Blog in 12 2016.
We had an event the other week where customer experience experts told us what they’d learnt about changing the language of their CX. (Yes, we know the jargon.) They were Jorge Mascarenhas from O2, Jess Poore from British Gas and Shelagh Martin from HSBC, since you ask.
If you weren’t there (and most people in the world weren’t), here are a few of their pearls of wisdom. Think of them like ‘Goals of the Month’ on Match of the Day.
1. To change your language externally, you need to change it internally. So don’t talk about ‘retention’; talk about ‘customers staying with us’. Get HR and internal comms bought in to really change the language of your culture.
2. Map out how your customers feel at different points in your journey. And tune your language to match. Split test your writing, and see when people want you to fall over yourself to be helpful – and when they just want the facts.
3. The last conversation you had with a brand shapes what you think of that brand, even if it’s on Twitter, or through a bill. And all of those moments add up to a good or bad experience.
4. The right language can win you fans in a crisis. When O2’s network went down, their customers actually got behind the O2 social media team because they handled so many grumpy customers in a genuine way, rather than just spitting out stock phrases.

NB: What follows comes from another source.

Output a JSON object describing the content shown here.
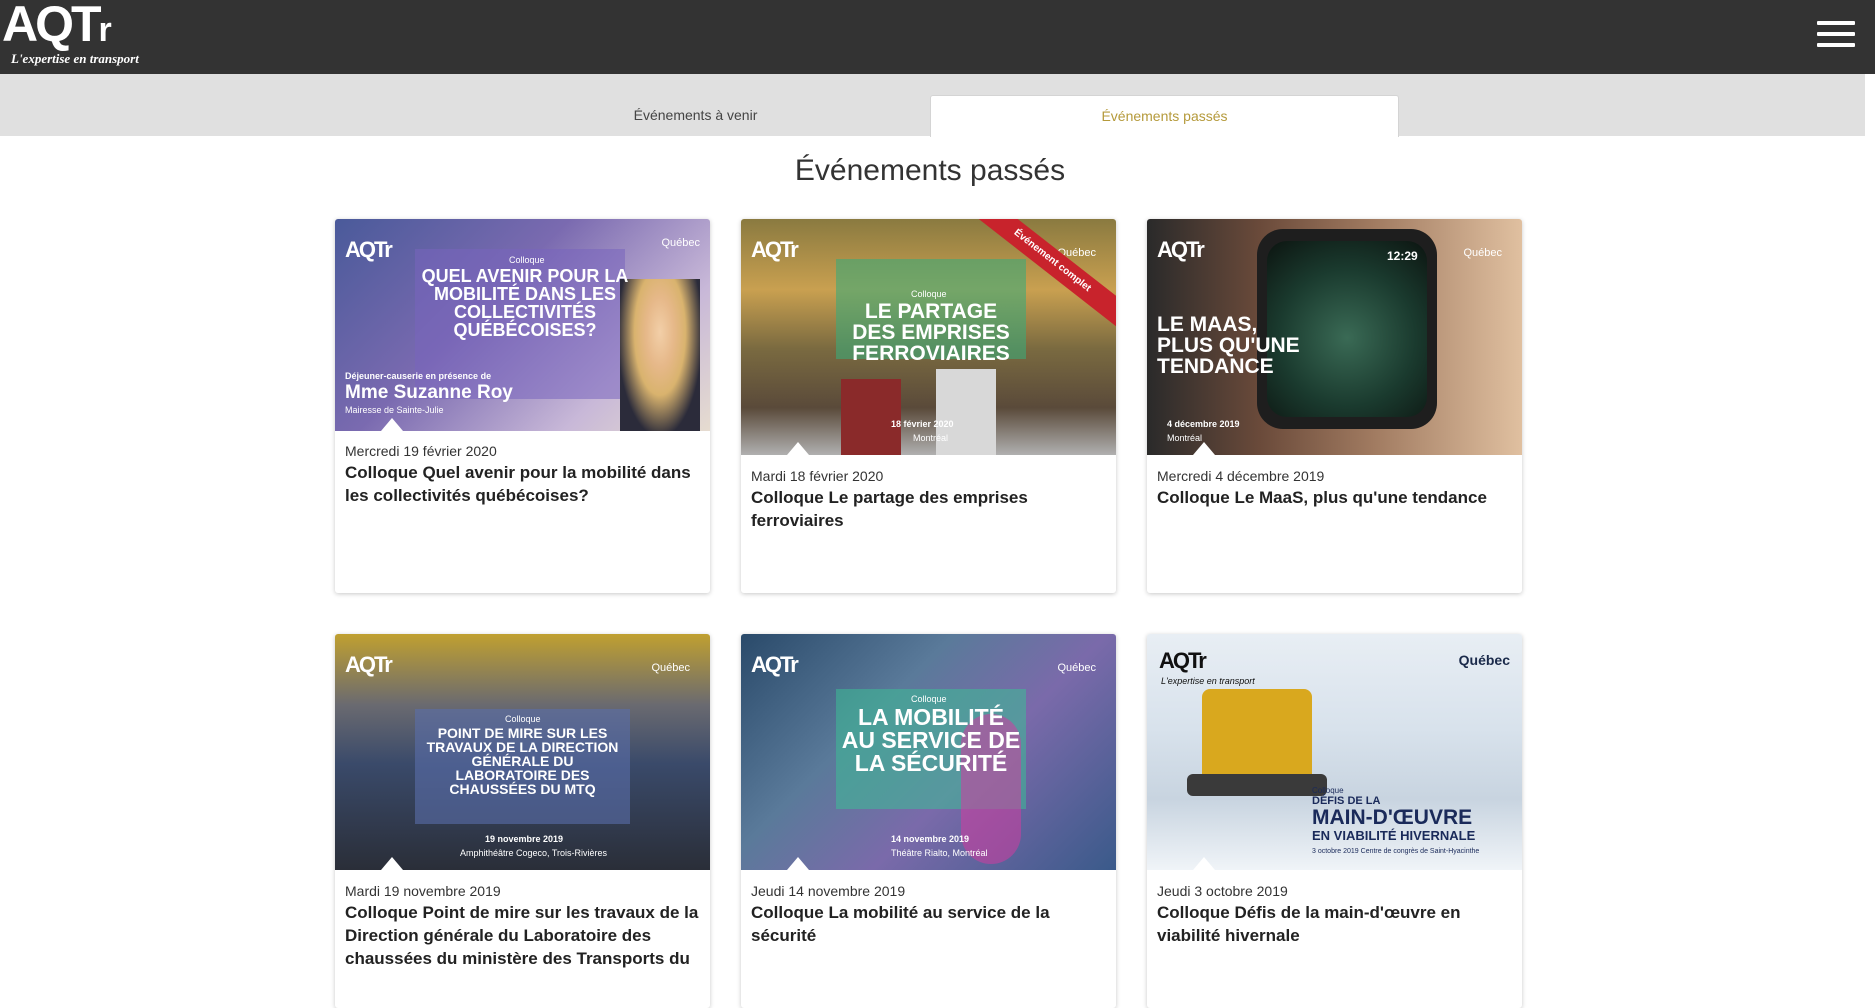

5. To simplify your customer comms, you need to simplify the processes that sit behind them. That said, you can make even a complicated process feel easier by explaining it really clearly.
6. Language can help make your CX more efficient, or more empathetic, or more distinctive, or more consistent. Or all four. But be clear what you’re trying to achieve at the beginning.

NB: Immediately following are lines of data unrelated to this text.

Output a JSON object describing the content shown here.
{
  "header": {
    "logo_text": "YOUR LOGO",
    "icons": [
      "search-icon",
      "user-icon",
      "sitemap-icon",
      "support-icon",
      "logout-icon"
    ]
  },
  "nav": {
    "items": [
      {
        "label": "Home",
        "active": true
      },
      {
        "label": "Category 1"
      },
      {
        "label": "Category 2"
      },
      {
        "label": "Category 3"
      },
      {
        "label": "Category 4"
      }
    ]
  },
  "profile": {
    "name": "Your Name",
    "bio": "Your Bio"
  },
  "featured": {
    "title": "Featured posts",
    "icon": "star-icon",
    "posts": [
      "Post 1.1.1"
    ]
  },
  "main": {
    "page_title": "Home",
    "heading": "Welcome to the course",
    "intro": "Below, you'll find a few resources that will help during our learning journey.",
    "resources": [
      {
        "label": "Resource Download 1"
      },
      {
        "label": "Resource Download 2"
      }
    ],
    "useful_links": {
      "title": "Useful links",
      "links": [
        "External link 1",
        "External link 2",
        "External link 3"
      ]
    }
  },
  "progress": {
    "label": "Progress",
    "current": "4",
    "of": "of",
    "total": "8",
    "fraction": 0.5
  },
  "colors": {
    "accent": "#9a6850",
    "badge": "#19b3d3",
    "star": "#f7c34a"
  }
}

7. Measure. Measure. Measure. Look at things like response rates and volumes of complaints to see the effect you’re having.